*** RECORDS Section Begins ***
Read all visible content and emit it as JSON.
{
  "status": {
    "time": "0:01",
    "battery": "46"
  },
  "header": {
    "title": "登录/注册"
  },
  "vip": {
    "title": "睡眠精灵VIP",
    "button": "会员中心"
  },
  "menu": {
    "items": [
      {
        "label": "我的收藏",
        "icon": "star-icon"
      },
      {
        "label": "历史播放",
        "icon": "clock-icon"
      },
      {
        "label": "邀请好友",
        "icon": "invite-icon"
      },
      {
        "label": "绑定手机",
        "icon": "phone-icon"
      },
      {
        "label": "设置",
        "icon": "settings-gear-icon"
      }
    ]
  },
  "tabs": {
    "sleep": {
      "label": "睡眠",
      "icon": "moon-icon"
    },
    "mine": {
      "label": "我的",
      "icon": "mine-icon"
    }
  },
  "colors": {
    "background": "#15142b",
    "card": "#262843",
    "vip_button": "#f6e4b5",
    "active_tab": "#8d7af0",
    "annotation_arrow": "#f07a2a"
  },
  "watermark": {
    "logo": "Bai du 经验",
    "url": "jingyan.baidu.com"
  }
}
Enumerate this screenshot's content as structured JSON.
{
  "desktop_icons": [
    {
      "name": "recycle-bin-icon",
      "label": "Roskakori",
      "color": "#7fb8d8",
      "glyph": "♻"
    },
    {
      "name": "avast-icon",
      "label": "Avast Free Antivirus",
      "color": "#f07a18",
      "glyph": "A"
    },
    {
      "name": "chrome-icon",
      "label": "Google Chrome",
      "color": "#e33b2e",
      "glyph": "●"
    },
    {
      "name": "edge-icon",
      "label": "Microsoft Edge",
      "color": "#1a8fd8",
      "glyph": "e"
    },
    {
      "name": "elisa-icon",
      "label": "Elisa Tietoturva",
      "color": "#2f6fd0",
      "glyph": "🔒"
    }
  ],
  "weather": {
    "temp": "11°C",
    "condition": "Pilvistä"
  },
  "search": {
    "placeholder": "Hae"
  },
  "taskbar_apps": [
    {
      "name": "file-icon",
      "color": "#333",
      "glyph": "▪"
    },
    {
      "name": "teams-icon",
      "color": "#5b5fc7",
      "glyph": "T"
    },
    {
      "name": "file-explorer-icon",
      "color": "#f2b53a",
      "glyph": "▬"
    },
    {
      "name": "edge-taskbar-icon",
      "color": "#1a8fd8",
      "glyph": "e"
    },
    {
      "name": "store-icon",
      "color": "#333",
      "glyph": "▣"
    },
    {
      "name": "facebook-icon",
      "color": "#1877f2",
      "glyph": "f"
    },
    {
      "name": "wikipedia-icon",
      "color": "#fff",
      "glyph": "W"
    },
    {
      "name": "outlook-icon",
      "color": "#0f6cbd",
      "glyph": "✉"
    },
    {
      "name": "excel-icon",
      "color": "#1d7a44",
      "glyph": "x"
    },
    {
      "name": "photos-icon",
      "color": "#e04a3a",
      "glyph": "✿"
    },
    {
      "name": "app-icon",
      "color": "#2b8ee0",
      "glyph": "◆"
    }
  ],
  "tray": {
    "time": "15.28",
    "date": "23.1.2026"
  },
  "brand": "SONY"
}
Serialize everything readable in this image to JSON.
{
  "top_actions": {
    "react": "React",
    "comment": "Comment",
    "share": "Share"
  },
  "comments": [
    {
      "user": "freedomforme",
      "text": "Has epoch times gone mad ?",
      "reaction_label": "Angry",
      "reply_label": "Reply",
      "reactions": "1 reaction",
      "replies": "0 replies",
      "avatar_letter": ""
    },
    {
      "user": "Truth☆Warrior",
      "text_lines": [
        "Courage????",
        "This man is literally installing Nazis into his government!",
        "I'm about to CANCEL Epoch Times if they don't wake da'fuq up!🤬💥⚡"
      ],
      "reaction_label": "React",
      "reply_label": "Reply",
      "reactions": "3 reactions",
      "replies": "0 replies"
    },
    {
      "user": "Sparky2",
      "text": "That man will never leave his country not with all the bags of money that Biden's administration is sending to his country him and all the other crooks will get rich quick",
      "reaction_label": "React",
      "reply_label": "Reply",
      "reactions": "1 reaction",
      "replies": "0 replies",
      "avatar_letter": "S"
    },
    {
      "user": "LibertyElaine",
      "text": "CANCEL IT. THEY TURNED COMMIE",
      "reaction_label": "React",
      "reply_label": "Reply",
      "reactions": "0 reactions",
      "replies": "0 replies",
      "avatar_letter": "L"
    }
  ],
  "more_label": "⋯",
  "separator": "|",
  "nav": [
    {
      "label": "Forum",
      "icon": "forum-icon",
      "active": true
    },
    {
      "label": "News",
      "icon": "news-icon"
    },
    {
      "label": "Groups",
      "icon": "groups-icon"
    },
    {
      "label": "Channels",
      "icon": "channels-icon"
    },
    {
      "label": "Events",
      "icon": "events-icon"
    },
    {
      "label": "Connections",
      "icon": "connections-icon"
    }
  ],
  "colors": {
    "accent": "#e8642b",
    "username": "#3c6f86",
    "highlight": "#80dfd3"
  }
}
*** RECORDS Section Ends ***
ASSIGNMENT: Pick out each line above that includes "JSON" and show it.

YOUR SOLUTION:
Read all visible content and emit it as JSON.
Enumerate this screenshot's content as structured JSON.
Serialize everything readable in this image to JSON.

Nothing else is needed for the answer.